The only competitor to the United States in new technologies is China, and it got there partly through protectionism and a disregard for intellectual property rights. Even the European Union is far behind, and is increasingly implementing protectionist measures to carve out a space for itself. Promoting Indian industry and innovation is a legitimate aim; using mandatory data sharing to do this is a legitimate, if new, method. But it is quite likely that a national Reliance monopoly that is happy to collaborate with foreign capital to further its own interests, becomes the greatest beneficiary of this policy. It is our job as alert and engaged citizens to ensure that this outcome is prevented and that the public welfare aspects of mandatory data sharing do not fall by the wayside.
We need to be vigilant to ensure that when a union, cooperative, research institution or public interest body requests data, its request is not unfairly denied. It is the same vigilance that the Right To Information Act asks of us. We will need to develop our own ideal frameworks for mandated non-personal data sharing to challenge frameworks that only help a few.
Third, the public welfare objective cannot be fulfilled in practice if there is no capacity-building of public and public interest organisations to use this data. Labour unions and labour departments will need the technical skills that are necessary to analyse, or even to contract out analysis of, data. The public education system must have the imagination to think of ways in which data can benefit students, far from corporatised models of remote education and computer-based assessment. Public services like India Post will have to start thinking about how they can use data generated by their own activities for public welfare, and also how they can make use of logistics data from e-commerce companies if it is mandatorily shared. We thus need to push for policies in other sectors, particularly in education, that will make such capacity possible.
A worthwhile endeavour:
All drawbacks considered, the idea of mandated non-personal data sharing deserves support because it is a more concrete, well-reasoned proposal than the much-touted “break up Big Tech” that we often see. The problem of data accumulation in interaction with network effects cannot be solved merely by retrospectively splitting technology giants into arbitrary arms. The problem must be tackled at as basic a level as we can manage, and the Non-Personal Data Committee recognises that a part of the problem is the default treatment of non-personal data as private property. Its recommendations should be met with qualified endorsement, and we should ensure that the institutions that implement such an idea are as democratic, transparent and effective as possible.

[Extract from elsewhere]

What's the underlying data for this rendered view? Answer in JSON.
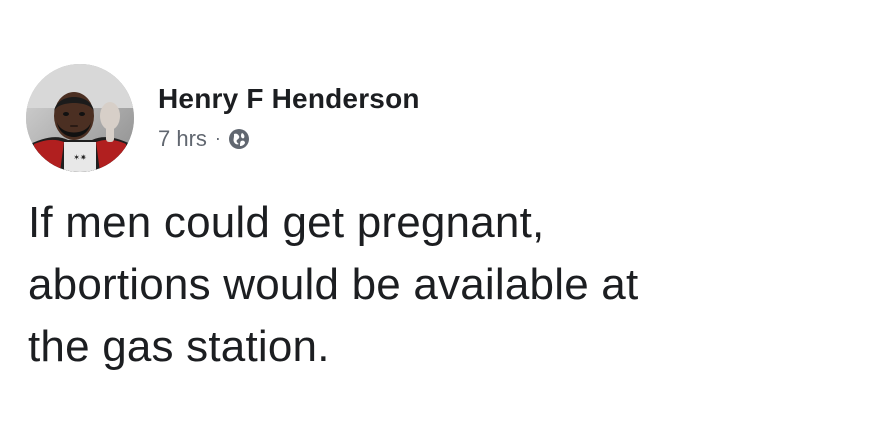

The author is a technology policy researcher focusing on the economics of platforms in the Global South. The views are personal.